*TASK:* Your copy should match the records below exactly, except for the pictures.

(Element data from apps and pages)
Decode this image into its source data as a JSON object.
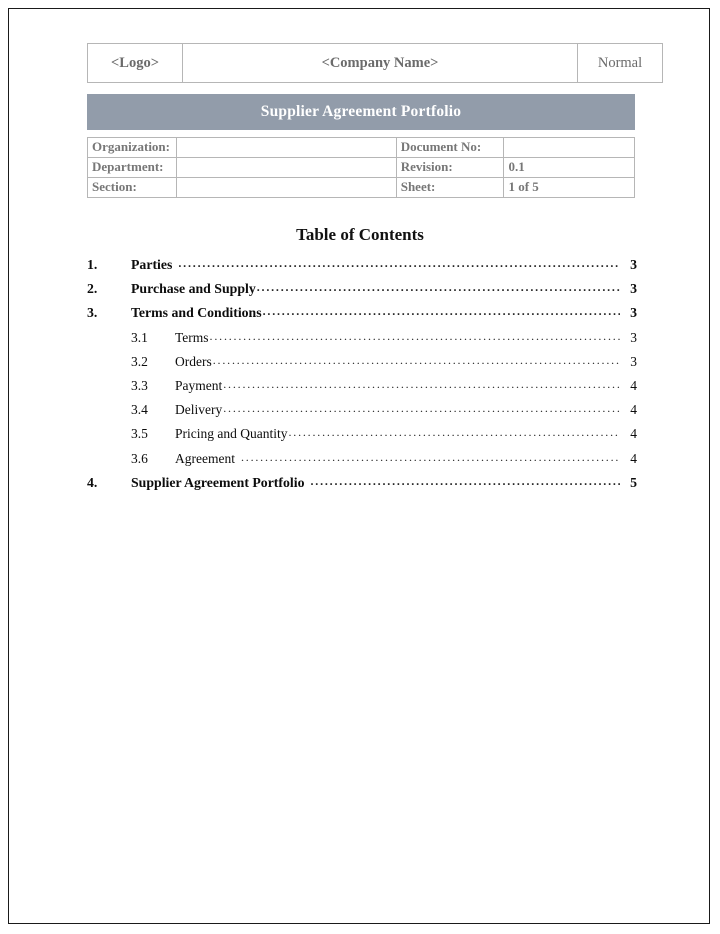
{
  "document": {
    "header": {
      "logo_placeholder": "<Logo>",
      "company_placeholder": "<Company Name>",
      "classification": "Normal"
    },
    "banner_title": "Supplier Agreement Portfolio",
    "metadata": {
      "rows": [
        {
          "left_label": "Organization:",
          "left_value": "",
          "right_label": "Document No:",
          "right_value": ""
        },
        {
          "left_label": "Department:",
          "left_value": "",
          "right_label": "Revision:",
          "right_value": "0.1"
        },
        {
          "left_label": "Section:",
          "left_value": "",
          "right_label": "Sheet:",
          "right_value": "1 of 5"
        }
      ]
    },
    "toc": {
      "heading": "Table of Contents",
      "entries": [
        {
          "number": "1.",
          "label": "Parties",
          "page": "3",
          "level": 1,
          "space_before_dots": true
        },
        {
          "number": "2.",
          "label": "Purchase and Supply",
          "page": "3",
          "level": 1,
          "space_before_dots": false
        },
        {
          "number": "3.",
          "label": "Terms and Conditions",
          "page": "3",
          "level": 1,
          "space_before_dots": false
        },
        {
          "number": "3.1",
          "label": "Terms",
          "page": "3",
          "level": 2,
          "space_before_dots": false
        },
        {
          "number": "3.2",
          "label": "Orders",
          "page": "3",
          "level": 2,
          "space_before_dots": false
        },
        {
          "number": "3.3",
          "label": "Payment",
          "page": "4",
          "level": 2,
          "space_before_dots": false
        },
        {
          "number": "3.4",
          "label": "Delivery",
          "page": "4",
          "level": 2,
          "space_before_dots": false
        },
        {
          "number": "3.5",
          "label": "Pricing and Quantity",
          "page": "4",
          "level": 2,
          "space_before_dots": false
        },
        {
          "number": "3.6",
          "label": "Agreement",
          "page": "4",
          "level": 2,
          "space_before_dots": true
        },
        {
          "number": "4.",
          "label": "Supplier Agreement Portfolio",
          "page": "5",
          "level": 1,
          "space_before_dots": true
        }
      ]
    },
    "colors": {
      "banner_background": "#929caa",
      "banner_text": "#ffffff",
      "table_border": "#b6b6b6",
      "meta_text": "#777777",
      "page_border": "#1a1a1a"
    }
  }
}
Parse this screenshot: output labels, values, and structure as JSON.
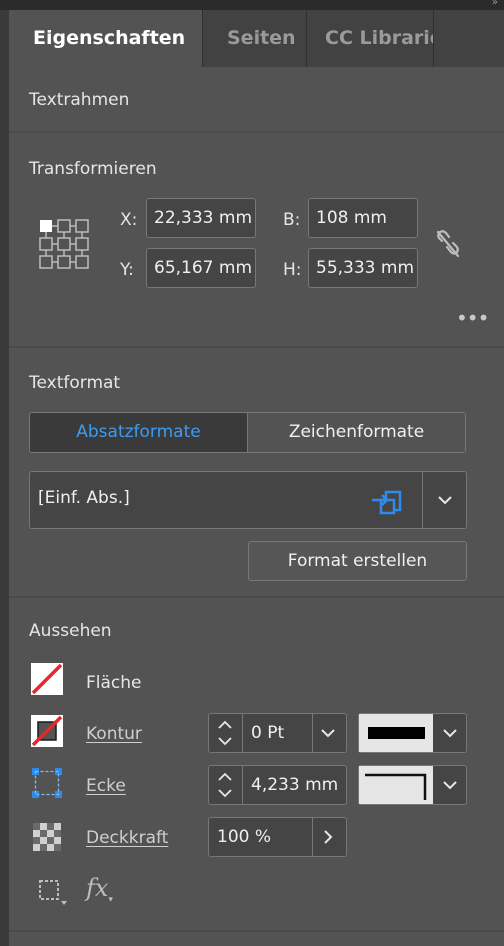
{
  "tabs": [
    {
      "label": "Eigenschaften",
      "active": true
    },
    {
      "label": "Seiten",
      "active": false
    },
    {
      "label": "CC Libraries",
      "active": false
    }
  ],
  "textrahmen": {
    "title": "Textrahmen"
  },
  "transform": {
    "title": "Transformieren",
    "x_label": "X:",
    "x_value": "22,333 mm",
    "y_label": "Y:",
    "y_value": "65,167 mm",
    "b_label": "B:",
    "b_value": "108 mm",
    "h_label": "H:",
    "h_value": "55,333 mm",
    "more": "•••"
  },
  "textformat": {
    "title": "Textformat",
    "tab_absatz": "Absatzformate",
    "tab_zeichen": "Zeichenformate",
    "selected_format": "[Einf. Abs.]",
    "create_button": "Format erstellen"
  },
  "aussehen": {
    "title": "Aussehen",
    "flaeche_label": "Fläche",
    "kontur_label": "Kontur",
    "kontur_value": "0 Pt",
    "ecke_label": "Ecke",
    "ecke_value": "4,233 mm",
    "deckkraft_label": "Deckkraft",
    "deckkraft_value": "100 %",
    "fx_label": "fx"
  },
  "colors": {
    "panel_bg": "#535353",
    "accent_blue": "#2d8ceb",
    "red": "#e8262b"
  }
}
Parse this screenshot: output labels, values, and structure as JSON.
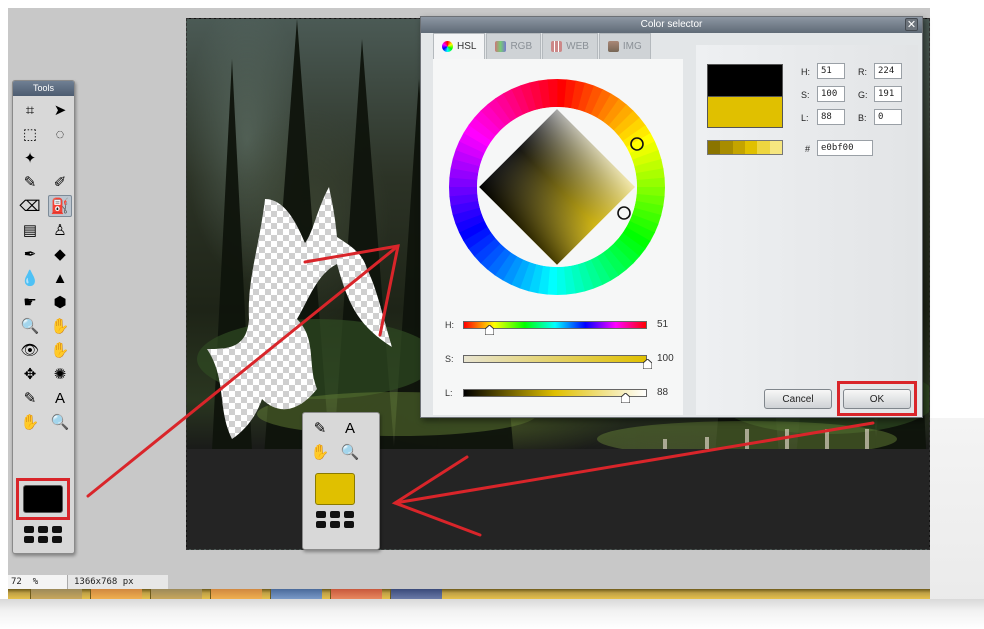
{
  "dialog": {
    "title": "Color selector",
    "close_glyph": "✕",
    "tabs": [
      {
        "label": "HSL",
        "icon": "hsl-wheel-icon",
        "active": true
      },
      {
        "label": "RGB",
        "icon": "rgb-icon",
        "active": false
      },
      {
        "label": "WEB",
        "icon": "web-grid-icon",
        "active": false
      },
      {
        "label": "IMG",
        "icon": "image-icon",
        "active": false
      }
    ],
    "sliders": {
      "h": {
        "label": "H:",
        "value": "51",
        "fraction": 0.14
      },
      "s": {
        "label": "S:",
        "value": "100",
        "fraction": 1.0
      },
      "l": {
        "label": "L:",
        "value": "88",
        "fraction": 0.88
      }
    },
    "fields": {
      "h": {
        "label": "H:",
        "value": "51"
      },
      "s": {
        "label": "S:",
        "value": "100"
      },
      "l": {
        "label": "L:",
        "value": "88"
      },
      "r": {
        "label": "R:",
        "value": "224"
      },
      "g": {
        "label": "G:",
        "value": "191"
      },
      "b": {
        "label": "B:",
        "value": "0"
      },
      "hex": {
        "label": "#",
        "value": "e0bf00"
      }
    },
    "buttons": {
      "cancel": "Cancel",
      "ok": "OK"
    },
    "colors": {
      "new": "#000000",
      "old": "#e0c000"
    }
  },
  "tools": {
    "title": "Tools",
    "items": [
      {
        "icon": "crop-icon",
        "glyph": "⌗"
      },
      {
        "icon": "move-icon",
        "glyph": "➤"
      },
      {
        "icon": "marquee-select-icon",
        "glyph": "⬚"
      },
      {
        "icon": "lasso-icon",
        "glyph": "◌"
      },
      {
        "icon": "magic-wand-icon",
        "glyph": "✦"
      },
      {
        "icon": "blank",
        "glyph": ""
      },
      {
        "icon": "pencil-icon",
        "glyph": "✎"
      },
      {
        "icon": "brush-icon",
        "glyph": "✐"
      },
      {
        "icon": "eraser-icon",
        "glyph": "⌫"
      },
      {
        "icon": "paint-bucket-icon",
        "glyph": "⛽"
      },
      {
        "icon": "gradient-icon",
        "glyph": "▤"
      },
      {
        "icon": "clone-stamp-icon",
        "glyph": "♙"
      },
      {
        "icon": "color-replace-icon",
        "glyph": "✒"
      },
      {
        "icon": "drawing-icon",
        "glyph": "◆"
      },
      {
        "icon": "blur-icon",
        "glyph": "💧"
      },
      {
        "icon": "sharpen-icon",
        "glyph": "▲"
      },
      {
        "icon": "smudge-icon",
        "glyph": "☛"
      },
      {
        "icon": "sponge-icon",
        "glyph": "⬢"
      },
      {
        "icon": "dodge-icon",
        "glyph": "🔍"
      },
      {
        "icon": "burn-icon",
        "glyph": "✋"
      },
      {
        "icon": "red-eye-icon",
        "glyph": "👁"
      },
      {
        "icon": "spot-heal-icon",
        "glyph": "✋"
      },
      {
        "icon": "bloat-icon",
        "glyph": "✥"
      },
      {
        "icon": "pinch-icon",
        "glyph": "✺"
      },
      {
        "icon": "color-picker-icon",
        "glyph": "✎"
      },
      {
        "icon": "type-icon",
        "glyph": "A"
      },
      {
        "icon": "hand-icon",
        "glyph": "✋"
      },
      {
        "icon": "zoom-icon",
        "glyph": "🔍"
      }
    ],
    "colors": {
      "primary": "#000000"
    }
  },
  "zoom_panel": {
    "items": [
      {
        "icon": "color-picker-icon",
        "glyph": "✎"
      },
      {
        "icon": "type-icon",
        "glyph": "A"
      },
      {
        "icon": "hand-icon",
        "glyph": "✋"
      },
      {
        "icon": "zoom-icon",
        "glyph": "🔍"
      }
    ],
    "colors": {
      "primary": "#e0c000"
    }
  },
  "status": {
    "zoom": "72",
    "zoom_unit": "%",
    "size": "1366x768 px"
  },
  "annotation": {
    "highlight_color": "#d9252a"
  }
}
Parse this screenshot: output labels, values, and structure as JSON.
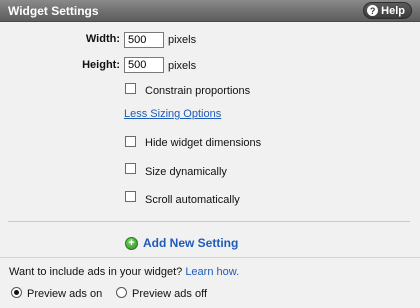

*SOLUTION BELOW:*
Decode this image into its source data as a JSON object.
{
  "document": {
    "header": {
      "logo_placeholder": "<Logo>",
      "company_placeholder": "<Company Name>",
      "classification": "Normal"
    },
    "banner_title": "Supplier Agreement Portfolio",
    "metadata": {
      "rows": [
        {
          "left_label": "Organization:",
          "left_value": "",
          "right_label": "Document No:",
          "right_value": ""
        },
        {
          "left_label": "Department:",
          "left_value": "",
          "right_label": "Revision:",
          "right_value": "0.1"
        },
        {
          "left_label": "Section:",
          "left_value": "",
          "right_label": "Sheet:",
          "right_value": "1 of 5"
        }
      ]
    },
    "toc": {
      "heading": "Table of Contents",
      "entries": [
        {
          "number": "1.",
          "label": "Parties",
          "page": "3",
          "level": 1,
          "space_before_dots": true
        },
        {
          "number": "2.",
          "label": "Purchase and Supply",
          "page": "3",
          "level": 1,
          "space_before_dots": false
        },
        {
          "number": "3.",
          "label": "Terms and Conditions",
          "page": "3",
          "level": 1,
          "space_before_dots": false
        },
        {
          "number": "3.1",
          "label": "Terms",
          "page": "3",
          "level": 2,
          "space_before_dots": false
        },
        {
          "number": "3.2",
          "label": "Orders",
          "page": "3",
          "level": 2,
          "space_before_dots": false
        },
        {
          "number": "3.3",
          "label": "Payment",
          "page": "4",
          "level": 2,
          "space_before_dots": false
        },
        {
          "number": "3.4",
          "label": "Delivery",
          "page": "4",
          "level": 2,
          "space_before_dots": false
        },
        {
          "number": "3.5",
          "label": "Pricing and Quantity",
          "page": "4",
          "level": 2,
          "space_before_dots": false
        },
        {
          "number": "3.6",
          "label": "Agreement",
          "page": "4",
          "level": 2,
          "space_before_dots": true
        },
        {
          "number": "4.",
          "label": "Supplier Agreement Portfolio",
          "page": "5",
          "level": 1,
          "space_before_dots": true
        }
      ]
    },
    "colors": {
      "banner_background": "#929caa",
      "banner_text": "#ffffff",
      "table_border": "#b6b6b6",
      "meta_text": "#777777",
      "page_border": "#1a1a1a"
    }
  }
}
Parse this screenshot: output labels, values, and structure as JSON.
{
  "tabs": [
    {
      "label": "Eigenschaften",
      "active": true
    },
    {
      "label": "Seiten",
      "active": false
    },
    {
      "label": "CC Libraries",
      "active": false
    }
  ],
  "textrahmen": {
    "title": "Textrahmen"
  },
  "transform": {
    "title": "Transformieren",
    "x_label": "X:",
    "x_value": "22,333 mm",
    "y_label": "Y:",
    "y_value": "65,167 mm",
    "b_label": "B:",
    "b_value": "108 mm",
    "h_label": "H:",
    "h_value": "55,333 mm",
    "more": "•••"
  },
  "textformat": {
    "title": "Textformat",
    "tab_absatz": "Absatzformate",
    "tab_zeichen": "Zeichenformate",
    "selected_format": "[Einf. Abs.]",
    "create_button": "Format erstellen"
  },
  "aussehen": {
    "title": "Aussehen",
    "flaeche_label": "Fläche",
    "kontur_label": "Kontur",
    "kontur_value": "0 Pt",
    "ecke_label": "Ecke",
    "ecke_value": "4,233 mm",
    "deckkraft_label": "Deckkraft",
    "deckkraft_value": "100 %",
    "fx_label": "fx"
  },
  "colors": {
    "panel_bg": "#535353",
    "accent_blue": "#2d8ceb",
    "red": "#e8262b"
  }
}
Parse this screenshot: output labels, values, and structure as JSON.
{
  "dialog": {
    "title": "Color selector",
    "close_glyph": "✕",
    "tabs": [
      {
        "label": "HSL",
        "icon": "hsl-wheel-icon",
        "active": true
      },
      {
        "label": "RGB",
        "icon": "rgb-icon",
        "active": false
      },
      {
        "label": "WEB",
        "icon": "web-grid-icon",
        "active": false
      },
      {
        "label": "IMG",
        "icon": "image-icon",
        "active": false
      }
    ],
    "sliders": {
      "h": {
        "label": "H:",
        "value": "51",
        "fraction": 0.14
      },
      "s": {
        "label": "S:",
        "value": "100",
        "fraction": 1.0
      },
      "l": {
        "label": "L:",
        "value": "88",
        "fraction": 0.88
      }
    },
    "fields": {
      "h": {
        "label": "H:",
        "value": "51"
      },
      "s": {
        "label": "S:",
        "value": "100"
      },
      "l": {
        "label": "L:",
        "value": "88"
      },
      "r": {
        "label": "R:",
        "value": "224"
      },
      "g": {
        "label": "G:",
        "value": "191"
      },
      "b": {
        "label": "B:",
        "value": "0"
      },
      "hex": {
        "label": "#",
        "value": "e0bf00"
      }
    },
    "buttons": {
      "cancel": "Cancel",
      "ok": "OK"
    },
    "colors": {
      "new": "#000000",
      "old": "#e0c000"
    }
  },
  "tools": {
    "title": "Tools",
    "items": [
      {
        "icon": "crop-icon",
        "glyph": "⌗"
      },
      {
        "icon": "move-icon",
        "glyph": "➤"
      },
      {
        "icon": "marquee-select-icon",
        "glyph": "⬚"
      },
      {
        "icon": "lasso-icon",
        "glyph": "◌"
      },
      {
        "icon": "magic-wand-icon",
        "glyph": "✦"
      },
      {
        "icon": "blank",
        "glyph": ""
      },
      {
        "icon": "pencil-icon",
        "glyph": "✎"
      },
      {
        "icon": "brush-icon",
        "glyph": "✐"
      },
      {
        "icon": "eraser-icon",
        "glyph": "⌫"
      },
      {
        "icon": "paint-bucket-icon",
        "glyph": "⛽"
      },
      {
        "icon": "gradient-icon",
        "glyph": "▤"
      },
      {
        "icon": "clone-stamp-icon",
        "glyph": "♙"
      },
      {
        "icon": "color-replace-icon",
        "glyph": "✒"
      },
      {
        "icon": "drawing-icon",
        "glyph": "◆"
      },
      {
        "icon": "blur-icon",
        "glyph": "💧"
      },
      {
        "icon": "sharpen-icon",
        "glyph": "▲"
      },
      {
        "icon": "smudge-icon",
        "glyph": "☛"
      },
      {
        "icon": "sponge-icon",
        "glyph": "⬢"
      },
      {
        "icon": "dodge-icon",
        "glyph": "🔍"
      },
      {
        "icon": "burn-icon",
        "glyph": "✋"
      },
      {
        "icon": "red-eye-icon",
        "glyph": "👁"
      },
      {
        "icon": "spot-heal-icon",
        "glyph": "✋"
      },
      {
        "icon": "bloat-icon",
        "glyph": "✥"
      },
      {
        "icon": "pinch-icon",
        "glyph": "✺"
      },
      {
        "icon": "color-picker-icon",
        "glyph": "✎"
      },
      {
        "icon": "type-icon",
        "glyph": "A"
      },
      {
        "icon": "hand-icon",
        "glyph": "✋"
      },
      {
        "icon": "zoom-icon",
        "glyph": "🔍"
      }
    ],
    "colors": {
      "primary": "#000000"
    }
  },
  "zoom_panel": {
    "items": [
      {
        "icon": "color-picker-icon",
        "glyph": "✎"
      },
      {
        "icon": "type-icon",
        "glyph": "A"
      },
      {
        "icon": "hand-icon",
        "glyph": "✋"
      },
      {
        "icon": "zoom-icon",
        "glyph": "🔍"
      }
    ],
    "colors": {
      "primary": "#e0c000"
    }
  },
  "status": {
    "zoom": "72",
    "zoom_unit": "%",
    "size": "1366x768 px"
  },
  "annotation": {
    "highlight_color": "#d9252a"
  }
}
Parse this screenshot: output labels, values, and structure as JSON.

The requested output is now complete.